Issue questions- the origins of
argument
 Working in your group, decide which
  of the following questions are
  information questions and which are
  issue questions. Many could be
  either, depending on the rhetorical
  context. For such questions, create
  hypothetical contexts to show your
  reasoning.
1. What percentage of public high
   schools in the US are failing?
2. What is the cause of failing public
   schools in the United States?
3. What is the effect of violent TV shows
   on children?
4. Is genetically modified corn safe for
   human consumption?
5. Should a woman with newly detected
   breast cancer opt for a radical
   mastectomy or a lumpectomy?
Claim
 Once you have an answer to your
  issue question, you have created your
  claim.
 Your claim is your essay’s thesis
  statement, a one-sentence summary
  answer to your issue question.
 Next, you must support your claim
  with reasons.

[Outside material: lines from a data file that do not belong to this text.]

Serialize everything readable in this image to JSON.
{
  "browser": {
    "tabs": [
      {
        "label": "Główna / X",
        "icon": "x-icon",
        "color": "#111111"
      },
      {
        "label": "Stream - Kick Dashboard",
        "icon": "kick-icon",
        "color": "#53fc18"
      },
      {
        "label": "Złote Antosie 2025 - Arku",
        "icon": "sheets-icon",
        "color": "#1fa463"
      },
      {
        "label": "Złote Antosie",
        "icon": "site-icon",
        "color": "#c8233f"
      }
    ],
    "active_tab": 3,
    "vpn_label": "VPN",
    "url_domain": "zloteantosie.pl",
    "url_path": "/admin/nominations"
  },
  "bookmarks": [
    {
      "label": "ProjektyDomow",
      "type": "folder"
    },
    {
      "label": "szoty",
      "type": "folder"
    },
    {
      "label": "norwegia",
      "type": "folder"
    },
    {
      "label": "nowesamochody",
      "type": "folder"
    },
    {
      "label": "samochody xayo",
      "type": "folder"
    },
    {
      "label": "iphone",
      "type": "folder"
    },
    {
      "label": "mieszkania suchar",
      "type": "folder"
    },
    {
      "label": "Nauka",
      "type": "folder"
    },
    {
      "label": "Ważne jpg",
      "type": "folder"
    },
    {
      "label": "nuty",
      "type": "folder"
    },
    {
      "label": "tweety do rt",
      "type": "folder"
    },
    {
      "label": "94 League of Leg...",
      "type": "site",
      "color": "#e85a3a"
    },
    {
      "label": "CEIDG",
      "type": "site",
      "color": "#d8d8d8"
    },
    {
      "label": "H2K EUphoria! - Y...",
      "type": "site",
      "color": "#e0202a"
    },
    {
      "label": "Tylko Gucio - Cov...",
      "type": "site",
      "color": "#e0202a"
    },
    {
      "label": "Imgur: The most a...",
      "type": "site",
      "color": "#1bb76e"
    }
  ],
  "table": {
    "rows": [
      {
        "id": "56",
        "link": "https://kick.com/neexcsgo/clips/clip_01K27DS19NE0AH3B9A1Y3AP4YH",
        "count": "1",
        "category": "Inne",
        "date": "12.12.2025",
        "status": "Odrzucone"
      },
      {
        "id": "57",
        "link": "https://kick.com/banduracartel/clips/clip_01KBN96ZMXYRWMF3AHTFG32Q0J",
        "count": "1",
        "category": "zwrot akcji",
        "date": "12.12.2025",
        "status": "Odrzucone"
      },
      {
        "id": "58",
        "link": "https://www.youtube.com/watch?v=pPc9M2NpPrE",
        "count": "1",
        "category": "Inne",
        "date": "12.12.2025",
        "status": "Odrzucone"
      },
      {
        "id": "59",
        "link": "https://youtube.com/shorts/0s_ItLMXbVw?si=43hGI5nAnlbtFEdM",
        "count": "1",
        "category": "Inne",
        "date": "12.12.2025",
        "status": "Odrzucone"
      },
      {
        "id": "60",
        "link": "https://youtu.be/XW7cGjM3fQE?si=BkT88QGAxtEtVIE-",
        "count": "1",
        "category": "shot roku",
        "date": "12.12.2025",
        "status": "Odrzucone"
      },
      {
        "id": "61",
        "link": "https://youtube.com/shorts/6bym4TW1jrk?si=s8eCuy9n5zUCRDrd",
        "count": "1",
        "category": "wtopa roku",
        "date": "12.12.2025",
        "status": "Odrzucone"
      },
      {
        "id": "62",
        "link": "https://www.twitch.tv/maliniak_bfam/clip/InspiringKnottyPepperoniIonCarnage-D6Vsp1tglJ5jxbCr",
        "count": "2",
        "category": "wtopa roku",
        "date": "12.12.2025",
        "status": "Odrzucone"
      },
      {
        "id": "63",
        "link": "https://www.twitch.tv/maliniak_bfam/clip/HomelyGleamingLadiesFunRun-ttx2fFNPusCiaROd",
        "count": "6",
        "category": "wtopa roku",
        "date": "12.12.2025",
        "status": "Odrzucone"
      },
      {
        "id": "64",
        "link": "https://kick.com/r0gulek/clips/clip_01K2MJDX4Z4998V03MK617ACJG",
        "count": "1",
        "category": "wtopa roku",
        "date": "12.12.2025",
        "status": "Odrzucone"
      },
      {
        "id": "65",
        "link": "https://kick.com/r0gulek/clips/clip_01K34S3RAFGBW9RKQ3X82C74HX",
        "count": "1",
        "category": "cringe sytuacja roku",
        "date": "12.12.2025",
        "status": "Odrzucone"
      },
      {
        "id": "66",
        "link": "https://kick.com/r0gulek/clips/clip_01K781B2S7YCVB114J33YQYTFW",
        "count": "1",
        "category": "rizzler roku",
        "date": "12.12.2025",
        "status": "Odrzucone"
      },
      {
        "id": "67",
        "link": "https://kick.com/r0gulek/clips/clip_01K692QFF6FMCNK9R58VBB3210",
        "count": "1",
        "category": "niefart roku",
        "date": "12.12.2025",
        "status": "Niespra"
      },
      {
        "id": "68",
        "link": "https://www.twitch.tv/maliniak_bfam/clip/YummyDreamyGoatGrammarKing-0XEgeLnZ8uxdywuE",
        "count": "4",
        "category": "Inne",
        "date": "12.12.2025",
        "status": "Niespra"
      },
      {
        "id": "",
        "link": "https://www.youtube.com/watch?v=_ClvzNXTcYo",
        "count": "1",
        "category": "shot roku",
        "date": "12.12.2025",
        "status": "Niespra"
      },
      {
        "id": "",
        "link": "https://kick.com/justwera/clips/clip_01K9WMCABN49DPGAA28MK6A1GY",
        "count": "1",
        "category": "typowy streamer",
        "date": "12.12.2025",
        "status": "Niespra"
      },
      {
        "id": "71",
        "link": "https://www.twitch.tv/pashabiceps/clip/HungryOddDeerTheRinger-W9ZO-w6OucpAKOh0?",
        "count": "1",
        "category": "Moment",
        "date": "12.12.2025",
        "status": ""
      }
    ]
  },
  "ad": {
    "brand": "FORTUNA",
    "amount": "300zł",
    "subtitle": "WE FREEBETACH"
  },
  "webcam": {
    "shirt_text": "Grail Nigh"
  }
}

 A reason is also called a premise.
Example
 Claim: Women should be barred from joining military
  combat units.
 Reason 1: Women for the most part don’t have the
  strength or endurance for combat roles.
 Reason 2: Women in close-knit combat units would
  hurt unit morale by introducing sexual jealousies.
 Reason 3: Women haven’t been socialized into
  fighters and wouldn’t have the “kill them with a
  bayonet” spirit that men can get.
 Reason 4: Women would be less reliable to a combat
  unit if they became pregnant or had to care for infants
  or small children.
Developing claims and reasons
 In groups- pick an issue and develop
  a claim supported by several reasons.
  Express each reason as a because
  clause. Then write out the working
  thesis statement by attaching the
  because clauses to the claim.
 NOTE: Don’t use the word “prove” in
  your thesis.
The Core of an Argument: The
Enthymeme (The Toulmin Model)
 “Women should be allowed to join combat
  units because the image of women in
  combat would help eliminate gender
  stereotypes” is an incomplete logical
  structure called an enthymeme. Its
  persuasiveness depends on an underlying
  assumption or belief that the audience
  must accept- in this case, that gender
  stereotypes are harmful and should be
  eliminated. If the audience is unwilling to
  supply the missing premise, then the
  argument fails.
Let’s try to identify underlying
assumptions
 Enthymeme: Rabbits make good pets
  because they are gentle.
 Underlying assumption: Gentle animals
  make good pets.
 Enthymeme: Racial profiling should not be
  used by airport screeners because it
  violates a person’s civil rights.
 Underlying assumption: Civil rights are
  more important than security.
Warrant
 Such underlying assumptions are called
  warrants. The warrant is the value, belief,
  or principle that the audience has to hold if
  the soundness of the argument is to be
  guaranteed or warranted.
 The supporting evidence that causes an
  audience to accept your reason is called the
  grounds (facts, data, statistics, causal links,
  testimony, examples, anecdotes).
 ENTHYMEME
Claim: I should be exempted from the
  algebra requirement
Reason: because in my chosen field of
  law I will have no need for algebra
Grounds: testimony from lawyers and
  others that lawyers never use algebra
Warrant: General education requirements
  should be based on career utility
Audience based reasons
 Which of the two reasons would be more
  persuasive to the audience?
Audience: young people ages 15-25
  a. You should become a vegetarian because
  an all vegetable diet will help you lower
  your cholesterol.
  b. You should become a vegetarian because
  doing so will help eliminate the suffering of
  animals raised in factory farms.
Wrap-up
 Quiz
 Rhetorical devices
 Letter to the Editor assignment

				
DOCUMENT INFO
Shared By:
Categories:
Tags:
Stats:
views:51
posted:8/24/2011
language:English
pages:28